- Have and communicate emergency plan— midwives need to not only have an emergency plan in place, but also to make sure that the child’s parents understand the plan. The right midwife will have access to medical equipment and supplies such as oxygen and fetal monitoring equipment. She will also have admitting access to a hospital or an obstetrician on call in case the mother or child is in danger. These are just reasonable and responsible measures to take, regardless of risk factors or how well the pregnancy has progressed.
- Obtain malpractice insurance— doctors are often insulated from liability because they acquire medical malpractice insurance, which is a responsible way to ensure they can provide compensation to those injured under their care. Midwives can and should also obtain enough insurance to cover up to $5 million in liability costs so that they can cover the potential costs of a life-altering injury.

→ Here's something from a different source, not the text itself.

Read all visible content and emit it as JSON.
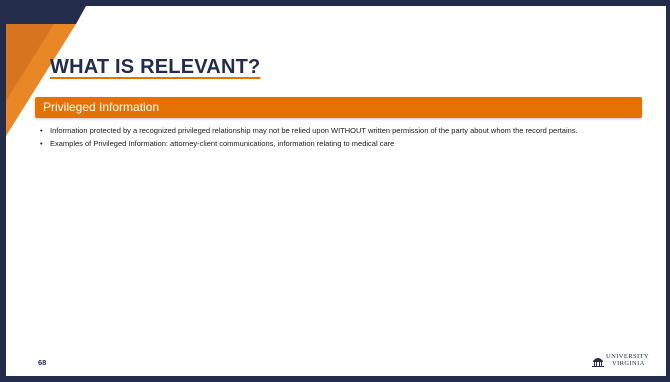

Our Chicago midwife malpractice lawyers often find that the injuries an injured child must live with for his or her entire life due to a birth injury are devastating. In addition to the physical, emotional and mental toll on the child is the unbearable financial burden placed upon the family. The injuries that may result from midwife negligence may include some of the following.
- Cerebral palsy— this developmental and neurological disorder may result from an injury during birth that results in internal bleeding. The bleeding itself is not the cause, but the body releases bilirubin in response, which an infant’s liver is unable to filter and regulate, resulting in brain damage. Jaundice is the most obvious indicator that a child is at risk, but since midwives do not have access to the medications available at a hospital, there may be a delay in treatment.
- Developmental delays— if the child was in distress at any point during labor, he or she may have been deprived of oxygen for an extended period of time. This can result in significant brain damage, which may not be exhibited until the parents notice that the child’s cognitive development is lagging.
- Cephalohematoma— this condition is defined as internal bleeding between the skull and the membrane that lies beneath. In addition to causing jaundice, it may be an indicator of a skull fracture and could result in anemia or increased risk of infection. Most of the complications are treatable, but additional injuries can result due to a delay in treatment, such as loss of hearing, cerebral palsy and brain damage.
- Postpartum hemorrhage— there are numerous causes of excessive bleeding after birth and it is important for doctors to act quickly both to determine the cause of the bleeding and prepare for a blood transfusion, but what happens when there isn’t a doctor present? If the mother does not receive medical care quickly enough, she may die of blood loss. She is also at an increased risk of infection during this time.
If you or your child has been injured due to midwife negligence or you lost your loved one because of the reckless actions of your midwife, we may be able to help you. Rosenfeld Injury Lawyers is a leading law firm serving Chicago and has helped thousands of families secure the compensation they needed to provide for a child whose life altering injuries were the fault of a negligent medical professional.
Contact us today to arrange a free consultation with one of our Chicago midwife medical malpractice attorneys so that we can review the details of your claim and investigate even further. Once we have the information we need, we can let you know more about your legal options and answer any questions you have about the legal process. We can also assure you that if we are unable to secure damages on your behalf, our services will cost you nothing.